Green has been hyped up so much that some may be disappointed if/when he doesn’t produce right away. Let’s just be clear right now: no one was saying he’d be a savior. He’s not going to step in and hit like Ryan Braun did in his rookie year. He may struggle to adjust to big league pitching without consistent at-bats like Mat Gamel has. What most of us people advocating the promotion of Green were saying was that he’d at least be capable of hitting better than McGehee, even if he didn’t set the world on fire.

Since the All-Star break, though, McGehee seems to have turned it around a bit. He’s hitting .277/.327/.445 in 39 games since the break, hitting as many home runs in that stretch (5) as he did in the first 89 games he played this year. He’s starting to hit the ball with more authority, and he’s starting to drive the ball to the opposite field more often (something that made him so fun to watch the past couple years).

McGehee isn’t the black hole he was in the offense when the “Free Taylor Green” push started, and he hasn’t even been as bad defensively as he’s been the past couple years (beware the single-season UZR, but his is at 4.9 right now, up from -4.2 last season). By most accounts, Green isn’t a superb defender, but he at least knows what he’s doing at third, which is more than can be said about Gamel.

With McGehee’s turnaround, we probably won’t see Green starting very often. What he could provide is a solid bat off the bench and a capable fill-in when McGehee needs a day off. At the very least, his presence on the roster should cut down on the number of days Josh Wilson or Craig Counsell appear in the same lineup as Yuniesky Betancourt.
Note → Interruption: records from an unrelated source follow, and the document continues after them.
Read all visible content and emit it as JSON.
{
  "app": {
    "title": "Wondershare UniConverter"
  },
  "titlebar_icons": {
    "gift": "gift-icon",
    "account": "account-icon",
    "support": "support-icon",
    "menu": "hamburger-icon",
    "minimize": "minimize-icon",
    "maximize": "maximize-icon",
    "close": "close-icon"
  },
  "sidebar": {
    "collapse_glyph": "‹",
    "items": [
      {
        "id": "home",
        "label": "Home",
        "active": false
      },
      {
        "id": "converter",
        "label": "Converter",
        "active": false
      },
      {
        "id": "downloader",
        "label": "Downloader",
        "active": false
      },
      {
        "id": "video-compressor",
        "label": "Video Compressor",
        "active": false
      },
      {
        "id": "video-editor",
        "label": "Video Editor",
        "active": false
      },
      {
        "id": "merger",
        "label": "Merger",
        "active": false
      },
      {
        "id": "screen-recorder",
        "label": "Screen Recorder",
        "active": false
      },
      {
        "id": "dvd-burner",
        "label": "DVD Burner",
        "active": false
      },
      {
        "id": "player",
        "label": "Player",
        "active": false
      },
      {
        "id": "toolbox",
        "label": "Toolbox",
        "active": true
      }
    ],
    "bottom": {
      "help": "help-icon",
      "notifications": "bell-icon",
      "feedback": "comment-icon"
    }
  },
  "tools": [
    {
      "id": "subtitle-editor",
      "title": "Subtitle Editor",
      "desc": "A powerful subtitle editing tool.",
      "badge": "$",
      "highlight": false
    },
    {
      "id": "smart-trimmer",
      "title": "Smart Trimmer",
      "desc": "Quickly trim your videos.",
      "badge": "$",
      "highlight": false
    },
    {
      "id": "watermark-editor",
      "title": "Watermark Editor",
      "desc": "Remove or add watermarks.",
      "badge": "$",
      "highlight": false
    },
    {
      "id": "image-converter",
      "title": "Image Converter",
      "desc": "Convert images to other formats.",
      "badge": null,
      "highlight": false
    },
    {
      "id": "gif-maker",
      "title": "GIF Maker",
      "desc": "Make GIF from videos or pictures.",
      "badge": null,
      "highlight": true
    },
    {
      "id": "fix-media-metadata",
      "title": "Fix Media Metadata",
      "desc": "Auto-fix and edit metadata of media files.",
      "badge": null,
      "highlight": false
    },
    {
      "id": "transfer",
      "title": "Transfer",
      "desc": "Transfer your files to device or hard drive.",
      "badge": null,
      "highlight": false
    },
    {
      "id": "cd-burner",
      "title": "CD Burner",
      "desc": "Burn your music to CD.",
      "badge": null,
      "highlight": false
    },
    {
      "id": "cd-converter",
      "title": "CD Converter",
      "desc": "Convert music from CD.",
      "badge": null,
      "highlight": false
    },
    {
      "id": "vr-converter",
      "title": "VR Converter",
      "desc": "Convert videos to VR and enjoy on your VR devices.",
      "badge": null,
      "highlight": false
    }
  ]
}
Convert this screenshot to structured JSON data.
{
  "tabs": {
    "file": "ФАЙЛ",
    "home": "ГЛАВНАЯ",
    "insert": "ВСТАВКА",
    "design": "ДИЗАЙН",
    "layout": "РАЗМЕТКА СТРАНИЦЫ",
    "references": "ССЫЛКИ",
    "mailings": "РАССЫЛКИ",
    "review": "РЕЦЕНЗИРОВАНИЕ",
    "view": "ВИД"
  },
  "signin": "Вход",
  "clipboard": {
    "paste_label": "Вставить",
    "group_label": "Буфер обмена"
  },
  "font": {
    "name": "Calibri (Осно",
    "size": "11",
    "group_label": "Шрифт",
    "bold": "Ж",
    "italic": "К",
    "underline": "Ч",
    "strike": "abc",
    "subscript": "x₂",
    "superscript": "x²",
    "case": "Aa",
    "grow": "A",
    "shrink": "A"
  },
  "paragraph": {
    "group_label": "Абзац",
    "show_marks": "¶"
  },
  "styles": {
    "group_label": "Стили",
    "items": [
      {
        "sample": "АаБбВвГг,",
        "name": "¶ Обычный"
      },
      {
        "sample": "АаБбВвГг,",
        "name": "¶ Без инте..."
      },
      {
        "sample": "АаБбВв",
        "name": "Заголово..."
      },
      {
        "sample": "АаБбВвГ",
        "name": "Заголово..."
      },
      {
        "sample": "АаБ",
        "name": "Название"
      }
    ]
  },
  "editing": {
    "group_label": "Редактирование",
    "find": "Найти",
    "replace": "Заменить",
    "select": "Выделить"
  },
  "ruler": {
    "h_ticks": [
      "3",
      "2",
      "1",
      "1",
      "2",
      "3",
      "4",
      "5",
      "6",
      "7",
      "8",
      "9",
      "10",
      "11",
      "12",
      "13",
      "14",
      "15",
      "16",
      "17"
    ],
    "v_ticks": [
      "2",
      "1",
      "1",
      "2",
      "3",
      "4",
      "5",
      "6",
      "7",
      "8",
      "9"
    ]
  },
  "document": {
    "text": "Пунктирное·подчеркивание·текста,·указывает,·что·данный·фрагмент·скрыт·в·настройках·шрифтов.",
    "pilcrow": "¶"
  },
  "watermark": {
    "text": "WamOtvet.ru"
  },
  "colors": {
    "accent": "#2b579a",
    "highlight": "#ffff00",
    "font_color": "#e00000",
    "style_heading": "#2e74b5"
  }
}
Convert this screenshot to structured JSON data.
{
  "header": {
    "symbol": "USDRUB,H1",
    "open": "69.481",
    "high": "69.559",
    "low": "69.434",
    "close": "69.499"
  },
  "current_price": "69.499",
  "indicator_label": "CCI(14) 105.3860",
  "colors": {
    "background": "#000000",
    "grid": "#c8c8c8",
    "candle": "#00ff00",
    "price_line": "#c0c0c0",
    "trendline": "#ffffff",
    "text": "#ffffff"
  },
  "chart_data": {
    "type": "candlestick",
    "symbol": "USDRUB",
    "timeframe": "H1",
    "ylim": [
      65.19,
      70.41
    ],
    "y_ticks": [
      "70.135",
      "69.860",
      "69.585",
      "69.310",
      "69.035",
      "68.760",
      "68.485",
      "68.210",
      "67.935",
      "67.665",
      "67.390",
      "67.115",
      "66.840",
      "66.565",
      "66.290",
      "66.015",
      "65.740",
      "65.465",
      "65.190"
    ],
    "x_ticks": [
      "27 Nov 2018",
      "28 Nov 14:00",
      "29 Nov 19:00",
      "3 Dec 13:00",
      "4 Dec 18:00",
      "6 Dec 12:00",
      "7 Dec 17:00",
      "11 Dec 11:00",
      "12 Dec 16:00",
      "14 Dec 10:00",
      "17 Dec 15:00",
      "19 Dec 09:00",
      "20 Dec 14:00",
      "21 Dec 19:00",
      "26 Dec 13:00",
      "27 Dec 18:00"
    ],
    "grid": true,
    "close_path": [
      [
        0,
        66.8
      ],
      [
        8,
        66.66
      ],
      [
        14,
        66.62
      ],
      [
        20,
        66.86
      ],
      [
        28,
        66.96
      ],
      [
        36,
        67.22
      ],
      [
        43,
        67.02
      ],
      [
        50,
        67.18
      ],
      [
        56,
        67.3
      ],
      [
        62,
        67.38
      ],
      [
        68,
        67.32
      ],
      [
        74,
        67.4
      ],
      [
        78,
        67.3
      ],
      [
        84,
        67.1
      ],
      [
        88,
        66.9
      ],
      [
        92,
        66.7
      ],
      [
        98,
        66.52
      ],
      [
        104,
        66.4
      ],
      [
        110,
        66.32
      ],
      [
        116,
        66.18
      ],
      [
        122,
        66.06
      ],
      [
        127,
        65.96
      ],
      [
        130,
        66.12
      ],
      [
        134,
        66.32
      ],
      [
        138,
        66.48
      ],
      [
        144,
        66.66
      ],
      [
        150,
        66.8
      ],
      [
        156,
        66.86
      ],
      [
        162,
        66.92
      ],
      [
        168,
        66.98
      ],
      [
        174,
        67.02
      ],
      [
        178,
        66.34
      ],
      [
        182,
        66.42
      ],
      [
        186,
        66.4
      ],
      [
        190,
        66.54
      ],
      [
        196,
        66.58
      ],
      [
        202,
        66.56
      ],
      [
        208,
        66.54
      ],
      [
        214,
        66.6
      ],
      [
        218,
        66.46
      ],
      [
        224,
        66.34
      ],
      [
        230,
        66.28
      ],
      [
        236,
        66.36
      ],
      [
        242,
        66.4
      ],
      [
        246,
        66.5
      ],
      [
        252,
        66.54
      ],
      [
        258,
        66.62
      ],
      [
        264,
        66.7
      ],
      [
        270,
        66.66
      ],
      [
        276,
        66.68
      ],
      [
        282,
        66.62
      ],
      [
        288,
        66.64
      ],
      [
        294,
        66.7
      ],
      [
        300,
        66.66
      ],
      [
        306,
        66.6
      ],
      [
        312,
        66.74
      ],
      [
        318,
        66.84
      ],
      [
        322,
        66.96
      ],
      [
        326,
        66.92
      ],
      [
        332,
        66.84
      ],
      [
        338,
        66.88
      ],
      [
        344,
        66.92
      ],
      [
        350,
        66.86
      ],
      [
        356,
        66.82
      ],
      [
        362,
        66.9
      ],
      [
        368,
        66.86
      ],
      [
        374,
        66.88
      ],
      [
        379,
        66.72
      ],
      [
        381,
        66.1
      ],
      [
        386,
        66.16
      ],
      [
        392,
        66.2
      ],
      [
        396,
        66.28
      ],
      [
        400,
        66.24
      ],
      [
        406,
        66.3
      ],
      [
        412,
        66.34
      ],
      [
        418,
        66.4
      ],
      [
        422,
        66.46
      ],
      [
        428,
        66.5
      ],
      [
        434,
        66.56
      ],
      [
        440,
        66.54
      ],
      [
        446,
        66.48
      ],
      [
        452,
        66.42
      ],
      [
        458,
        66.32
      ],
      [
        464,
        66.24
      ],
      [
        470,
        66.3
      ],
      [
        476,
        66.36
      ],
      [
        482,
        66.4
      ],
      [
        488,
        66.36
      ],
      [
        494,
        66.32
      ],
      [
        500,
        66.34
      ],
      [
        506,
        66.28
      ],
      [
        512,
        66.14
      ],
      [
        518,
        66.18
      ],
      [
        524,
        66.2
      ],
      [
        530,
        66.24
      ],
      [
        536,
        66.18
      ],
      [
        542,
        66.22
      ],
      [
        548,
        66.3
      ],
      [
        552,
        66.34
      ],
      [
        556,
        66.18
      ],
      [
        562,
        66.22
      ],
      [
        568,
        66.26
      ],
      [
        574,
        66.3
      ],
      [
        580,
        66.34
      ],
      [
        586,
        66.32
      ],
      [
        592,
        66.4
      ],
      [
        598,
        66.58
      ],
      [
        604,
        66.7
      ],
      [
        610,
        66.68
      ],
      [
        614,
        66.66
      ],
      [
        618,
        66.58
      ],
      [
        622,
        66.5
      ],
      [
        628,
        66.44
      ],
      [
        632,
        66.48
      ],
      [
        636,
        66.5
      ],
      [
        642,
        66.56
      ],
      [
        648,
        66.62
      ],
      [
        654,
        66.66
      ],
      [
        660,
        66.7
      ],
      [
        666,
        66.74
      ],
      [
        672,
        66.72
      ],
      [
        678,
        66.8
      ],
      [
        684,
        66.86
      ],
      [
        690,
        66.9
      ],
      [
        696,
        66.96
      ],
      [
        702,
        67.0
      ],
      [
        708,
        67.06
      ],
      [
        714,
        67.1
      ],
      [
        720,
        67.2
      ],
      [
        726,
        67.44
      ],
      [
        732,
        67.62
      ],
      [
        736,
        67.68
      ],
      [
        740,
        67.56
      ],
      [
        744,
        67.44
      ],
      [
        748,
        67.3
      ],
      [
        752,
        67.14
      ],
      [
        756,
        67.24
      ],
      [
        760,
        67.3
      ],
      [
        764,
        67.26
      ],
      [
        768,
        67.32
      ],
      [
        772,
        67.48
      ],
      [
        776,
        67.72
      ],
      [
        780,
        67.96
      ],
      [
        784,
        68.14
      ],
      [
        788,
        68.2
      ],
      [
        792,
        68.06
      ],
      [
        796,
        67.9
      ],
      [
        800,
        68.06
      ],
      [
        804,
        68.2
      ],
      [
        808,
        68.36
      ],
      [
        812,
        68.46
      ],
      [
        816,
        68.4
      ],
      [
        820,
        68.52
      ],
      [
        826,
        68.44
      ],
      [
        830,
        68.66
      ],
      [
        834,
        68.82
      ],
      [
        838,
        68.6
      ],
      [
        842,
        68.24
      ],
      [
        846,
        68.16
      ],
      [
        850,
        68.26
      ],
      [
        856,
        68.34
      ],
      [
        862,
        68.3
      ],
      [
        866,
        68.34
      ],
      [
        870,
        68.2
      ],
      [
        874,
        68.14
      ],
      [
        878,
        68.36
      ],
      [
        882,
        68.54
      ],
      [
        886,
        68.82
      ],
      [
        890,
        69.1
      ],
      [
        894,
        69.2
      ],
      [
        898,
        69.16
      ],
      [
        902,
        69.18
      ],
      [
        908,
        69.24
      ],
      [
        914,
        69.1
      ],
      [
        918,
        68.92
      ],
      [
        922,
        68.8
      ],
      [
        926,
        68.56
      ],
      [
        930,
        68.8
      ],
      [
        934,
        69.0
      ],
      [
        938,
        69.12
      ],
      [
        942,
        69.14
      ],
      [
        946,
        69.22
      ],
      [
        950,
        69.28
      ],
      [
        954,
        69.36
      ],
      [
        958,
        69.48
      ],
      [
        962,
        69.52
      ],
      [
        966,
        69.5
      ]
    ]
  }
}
Green likely won’t be a superstar, but he is a solid piece to have on a big league team looking to stay hot headed into the postseason. Being called up before September 1 also means Green will be eligible for the postseason roster if the team wants to keep him around in October. The Brewers apparently made several waiver claims on infielders over the past couple weeks, and even if none of those claims bear any fruit, at least the addition of Green helps patch one of the holes this team had heading into the last month of the season.